(EXCERPTED RECORDS Opens)
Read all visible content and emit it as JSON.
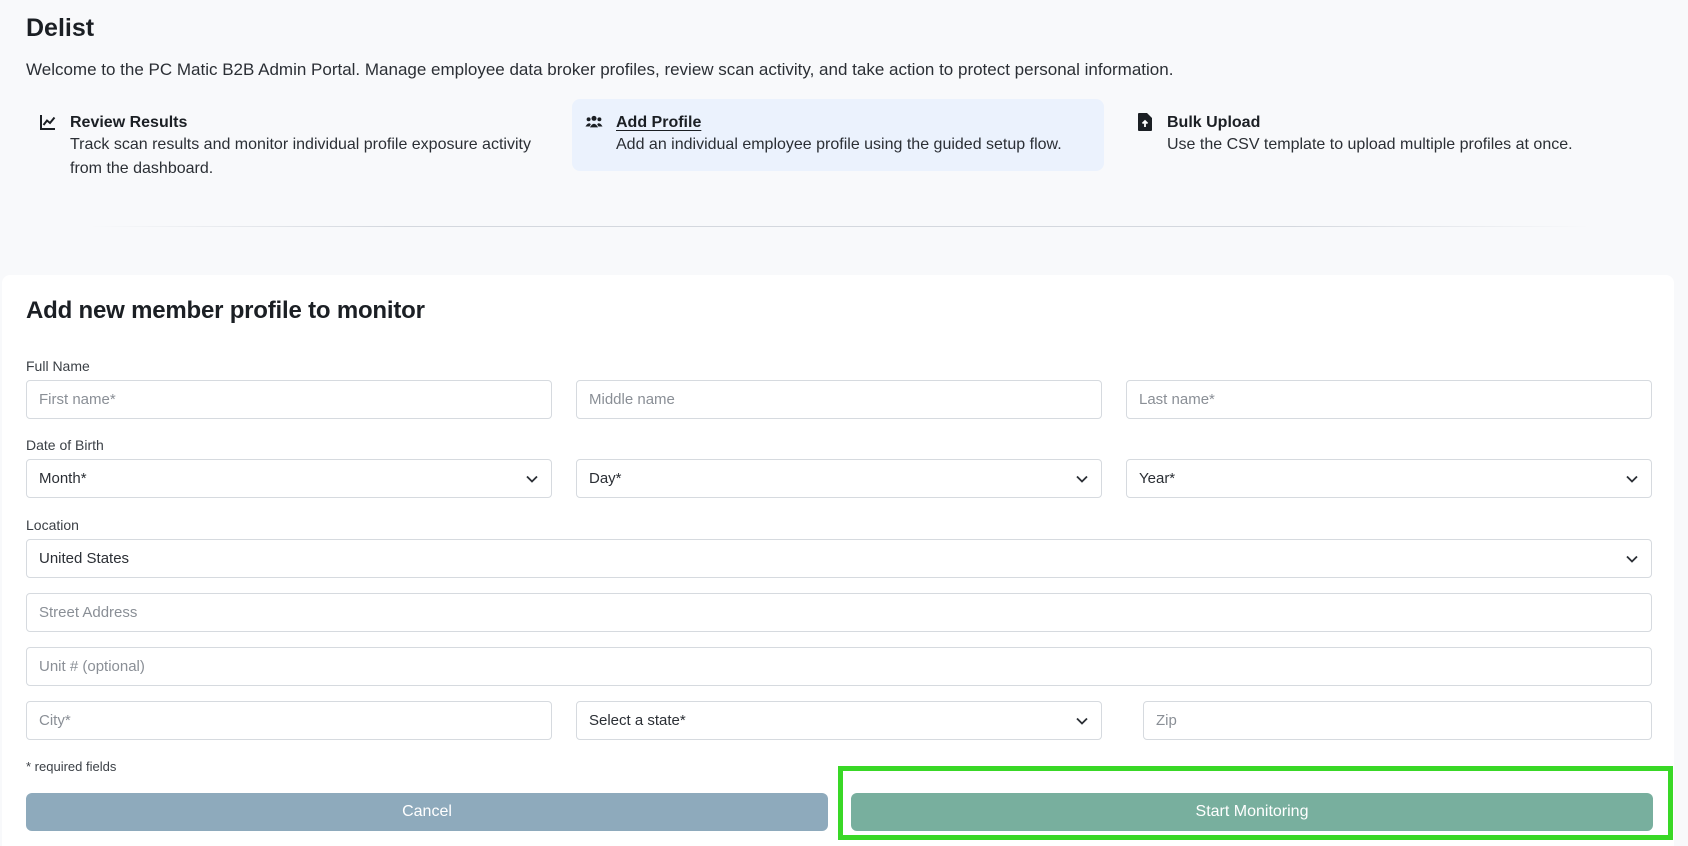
{
  "header": {
    "title": "Delist",
    "welcome": "Welcome to the PC Matic B2B Admin Portal. Manage employee data broker profiles, review scan activity, and take action to protect personal information."
  },
  "quick_links": [
    {
      "title": "Review Results",
      "desc": "Track scan results and monitor individual profile exposure activity from the dashboard.",
      "icon": "chart-line-icon"
    },
    {
      "title": "Add Profile",
      "desc": "Add an individual employee profile using the guided setup flow.",
      "icon": "users-icon"
    },
    {
      "title": "Bulk Upload",
      "desc": "Use the CSV template to upload multiple profiles at once.",
      "icon": "file-upload-icon"
    }
  ],
  "form": {
    "title": "Add new member profile to monitor",
    "full_name_label": "Full Name",
    "first_name_placeholder": "First name*",
    "middle_name_placeholder": "Middle name",
    "last_name_placeholder": "Last name*",
    "dob_label": "Date of Birth",
    "month": "Month*",
    "day": "Day*",
    "year": "Year*",
    "location_label": "Location",
    "country": "United States",
    "street_placeholder": "Street Address",
    "unit_placeholder": "Unit # (optional)",
    "city_placeholder": "City*",
    "state": "Select a state*",
    "zip_placeholder": "Zip",
    "required_note": "* required fields",
    "cancel_label": "Cancel",
    "start_label": "Start Monitoring"
  },
  "colors": {
    "cancel": "#8eaabc",
    "start": "#78af9e",
    "active_link_bg": "#ebf2fd",
    "highlight": "#39d826"
  }
}
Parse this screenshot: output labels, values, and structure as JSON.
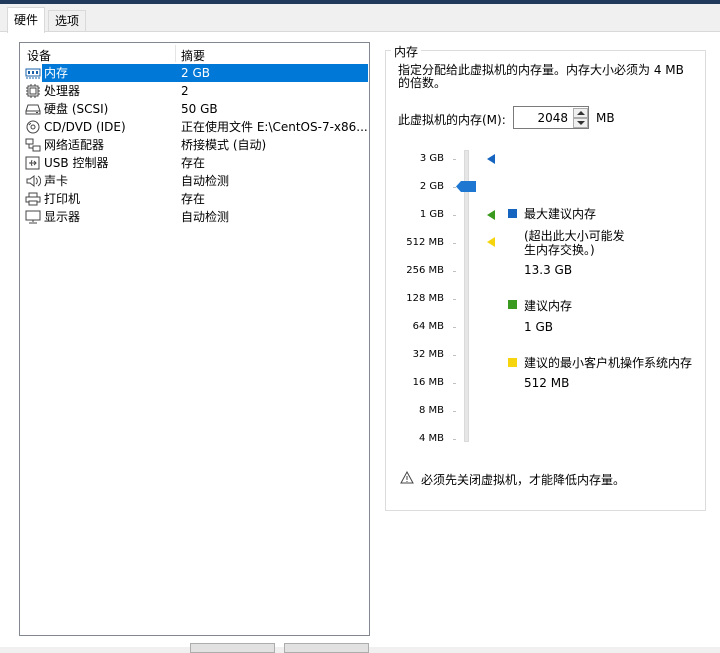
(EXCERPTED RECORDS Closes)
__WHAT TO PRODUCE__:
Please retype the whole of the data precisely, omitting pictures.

__EXERCISE ANSWER__:
Read all visible content and emit it as JSON.
{
  "header": {
    "title": "Delist",
    "welcome": "Welcome to the PC Matic B2B Admin Portal. Manage employee data broker profiles, review scan activity, and take action to protect personal information."
  },
  "quick_links": [
    {
      "title": "Review Results",
      "desc": "Track scan results and monitor individual profile exposure activity from the dashboard.",
      "icon": "chart-line-icon"
    },
    {
      "title": "Add Profile",
      "desc": "Add an individual employee profile using the guided setup flow.",
      "icon": "users-icon"
    },
    {
      "title": "Bulk Upload",
      "desc": "Use the CSV template to upload multiple profiles at once.",
      "icon": "file-upload-icon"
    }
  ],
  "form": {
    "title": "Add new member profile to monitor",
    "full_name_label": "Full Name",
    "first_name_placeholder": "First name*",
    "middle_name_placeholder": "Middle name",
    "last_name_placeholder": "Last name*",
    "dob_label": "Date of Birth",
    "month": "Month*",
    "day": "Day*",
    "year": "Year*",
    "location_label": "Location",
    "country": "United States",
    "street_placeholder": "Street Address",
    "unit_placeholder": "Unit # (optional)",
    "city_placeholder": "City*",
    "state": "Select a state*",
    "zip_placeholder": "Zip",
    "required_note": "* required fields",
    "cancel_label": "Cancel",
    "start_label": "Start Monitoring"
  },
  "colors": {
    "cancel": "#8eaabc",
    "start": "#78af9e",
    "active_link_bg": "#ebf2fd",
    "highlight": "#39d826"
  }
}
Parse this screenshot: output labels, values, and structure as JSON.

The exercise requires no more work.